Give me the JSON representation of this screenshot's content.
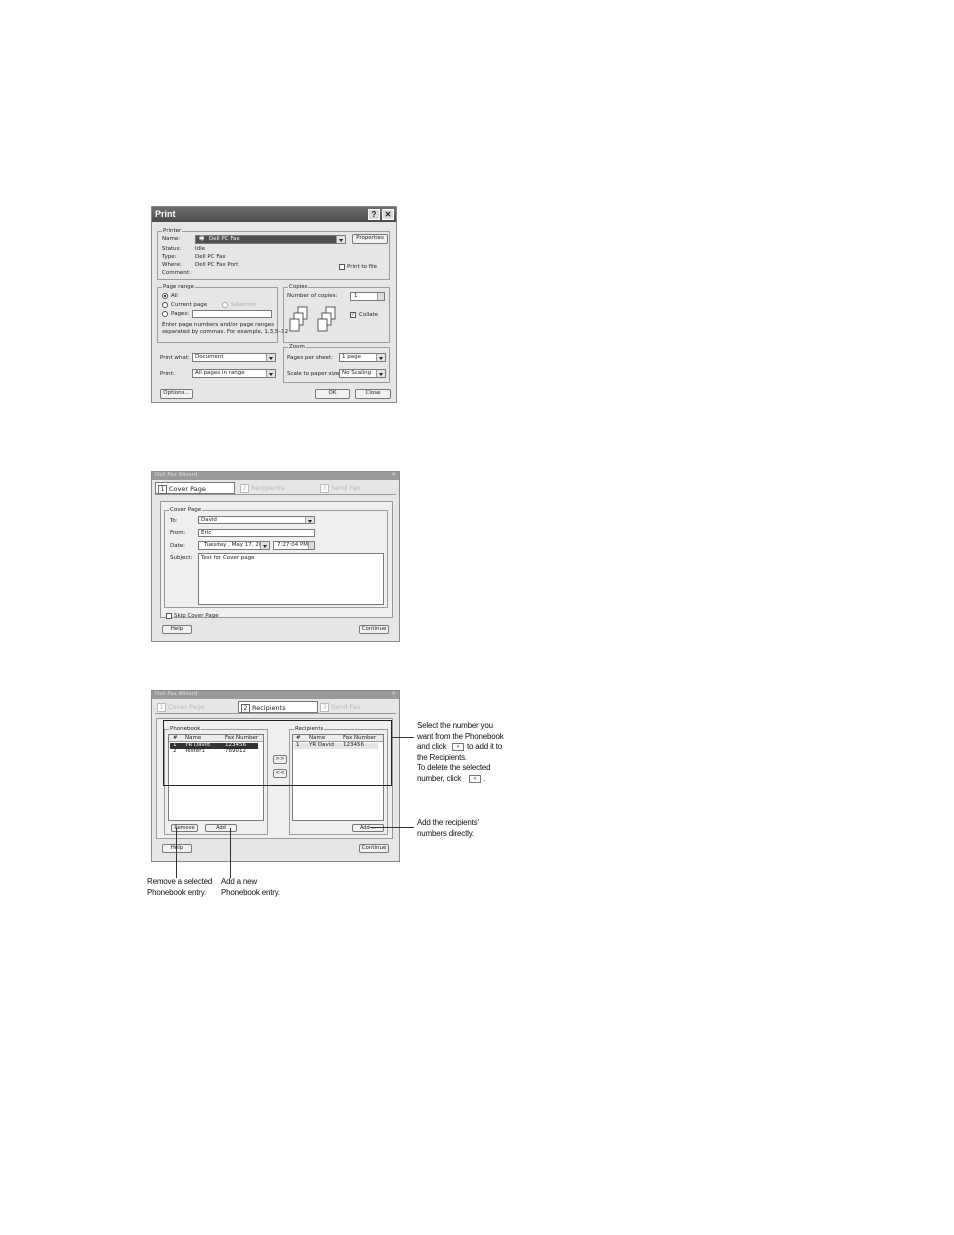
{
  "print_dialog": {
    "title": "Print",
    "help_btn": "?",
    "close_btn": "✕",
    "printer_group": "Printer",
    "name_label": "Name:",
    "name_value": "Dell PC Fax",
    "properties_btn": "Properties",
    "status_label": "Status:",
    "status_value": "Idle",
    "type_label": "Type:",
    "type_value": "Dell PC Fax",
    "where_label": "Where:",
    "where_value": "Dell PC Fax Port",
    "comment_label": "Comment:",
    "print_to_file": "Print to file",
    "page_range_group": "Page range",
    "all": "All",
    "current_page": "Current page",
    "selection": "Selection",
    "pages": "Pages:",
    "hint1": "Enter page numbers and/or page ranges",
    "hint2": "separated by commas.  For example, 1,3,5–12",
    "copies_group": "Copies",
    "num_copies": "Number of copies:",
    "copies_value": "1",
    "collate": "Collate",
    "print_what_label": "Print what:",
    "print_what_value": "Document",
    "print_label": "Print:",
    "print_value": "All pages in range",
    "zoom_group": "Zoom",
    "pps_label": "Pages per sheet:",
    "pps_value": "1 page",
    "scale_label": "Scale to paper size:",
    "scale_value": "No Scaling",
    "options_btn": "Options...",
    "ok_btn": "OK",
    "cancel_btn": "Close"
  },
  "cover_dialog": {
    "title": "Dell Fax Wizard",
    "tabs": [
      {
        "num": "1",
        "label": "Cover Page"
      },
      {
        "num": "2",
        "label": "Recipients"
      },
      {
        "num": "3",
        "label": "Send Fax"
      }
    ],
    "group": "Cover Page",
    "to_label": "To:",
    "to_value": "David",
    "from_label": "From:",
    "from_value": "Eric",
    "date_label": "Date:",
    "date_value": "Tuesday ,    May    17, 2005",
    "time_value": "7:27:04 PM",
    "subject_label": "Subject:",
    "subject_value": "Test for Cover page",
    "skip": "Skip Cover Page",
    "help_btn": "Help",
    "continue_btn": "Continue"
  },
  "recip_dialog": {
    "title": "Dell Fax Wizard",
    "tabs": [
      {
        "num": "1",
        "label": "Cover Page"
      },
      {
        "num": "2",
        "label": "Recipients"
      },
      {
        "num": "3",
        "label": "Send Fax"
      }
    ],
    "phonebook_group": "Phonebook",
    "recipients_group": "Recipients",
    "headers": [
      "#",
      "Name",
      "Fax Number"
    ],
    "phonebook_rows": [
      {
        "n": "1",
        "name": "YR David",
        "fax": "123456"
      },
      {
        "n": "2",
        "name": "Tester1",
        "fax": "789012"
      }
    ],
    "recipient_rows": [
      {
        "n": "1",
        "name": "YR David",
        "fax": "123456"
      }
    ],
    "move_right": ">>",
    "move_left": "<<",
    "remove_btn": "Remove",
    "add_btn": "Add",
    "add_recip_btn": "Add ...",
    "help_btn": "Help",
    "continue_btn": "Continue"
  },
  "annotations": {
    "select_1": "Select the number you",
    "select_2": "want from the Phonebook",
    "select_3a": "and click",
    "select_3b": "to add it to",
    "select_4": "the Recipients.",
    "select_5": "To delete the selected",
    "select_6": "number, click",
    "add_direct_1": "Add the recipients'",
    "add_direct_2": "numbers directly.",
    "remove_1": "Remove a selected",
    "remove_2": "Phonebook entry.",
    "addnew_1": "Add a new",
    "addnew_2": "Phonebook entry."
  }
}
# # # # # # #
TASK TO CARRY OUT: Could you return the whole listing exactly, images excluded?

RESPONSE TO THE EXERCISE:
Give me the JSON representation of this screenshot's content.
{
  "print_dialog": {
    "title": "Print",
    "help_btn": "?",
    "close_btn": "✕",
    "printer_group": "Printer",
    "name_label": "Name:",
    "name_value": "Dell PC Fax",
    "properties_btn": "Properties",
    "status_label": "Status:",
    "status_value": "Idle",
    "type_label": "Type:",
    "type_value": "Dell PC Fax",
    "where_label": "Where:",
    "where_value": "Dell PC Fax Port",
    "comment_label": "Comment:",
    "print_to_file": "Print to file",
    "page_range_group": "Page range",
    "all": "All",
    "current_page": "Current page",
    "selection": "Selection",
    "pages": "Pages:",
    "hint1": "Enter page numbers and/or page ranges",
    "hint2": "separated by commas.  For example, 1,3,5–12",
    "copies_group": "Copies",
    "num_copies": "Number of copies:",
    "copies_value": "1",
    "collate": "Collate",
    "print_what_label": "Print what:",
    "print_what_value": "Document",
    "print_label": "Print:",
    "print_value": "All pages in range",
    "zoom_group": "Zoom",
    "pps_label": "Pages per sheet:",
    "pps_value": "1 page",
    "scale_label": "Scale to paper size:",
    "scale_value": "No Scaling",
    "options_btn": "Options...",
    "ok_btn": "OK",
    "cancel_btn": "Close"
  },
  "cover_dialog": {
    "title": "Dell Fax Wizard",
    "tabs": [
      {
        "num": "1",
        "label": "Cover Page"
      },
      {
        "num": "2",
        "label": "Recipients"
      },
      {
        "num": "3",
        "label": "Send Fax"
      }
    ],
    "group": "Cover Page",
    "to_label": "To:",
    "to_value": "David",
    "from_label": "From:",
    "from_value": "Eric",
    "date_label": "Date:",
    "date_value": "Tuesday ,    May    17, 2005",
    "time_value": "7:27:04 PM",
    "subject_label": "Subject:",
    "subject_value": "Test for Cover page",
    "skip": "Skip Cover Page",
    "help_btn": "Help",
    "continue_btn": "Continue"
  },
  "recip_dialog": {
    "title": "Dell Fax Wizard",
    "tabs": [
      {
        "num": "1",
        "label": "Cover Page"
      },
      {
        "num": "2",
        "label": "Recipients"
      },
      {
        "num": "3",
        "label": "Send Fax"
      }
    ],
    "phonebook_group": "Phonebook",
    "recipients_group": "Recipients",
    "headers": [
      "#",
      "Name",
      "Fax Number"
    ],
    "phonebook_rows": [
      {
        "n": "1",
        "name": "YR David",
        "fax": "123456"
      },
      {
        "n": "2",
        "name": "Tester1",
        "fax": "789012"
      }
    ],
    "recipient_rows": [
      {
        "n": "1",
        "name": "YR David",
        "fax": "123456"
      }
    ],
    "move_right": ">>",
    "move_left": "<<",
    "remove_btn": "Remove",
    "add_btn": "Add",
    "add_recip_btn": "Add ...",
    "help_btn": "Help",
    "continue_btn": "Continue"
  },
  "annotations": {
    "select_1": "Select the number you",
    "select_2": "want from the Phonebook",
    "select_3a": "and click",
    "select_3b": "to add it to",
    "select_4": "the Recipients.",
    "select_5": "To delete the selected",
    "select_6": "number, click",
    "add_direct_1": "Add the recipients'",
    "add_direct_2": "numbers directly.",
    "remove_1": "Remove a selected",
    "remove_2": "Phonebook entry.",
    "addnew_1": "Add a new",
    "addnew_2": "Phonebook entry."
  }
}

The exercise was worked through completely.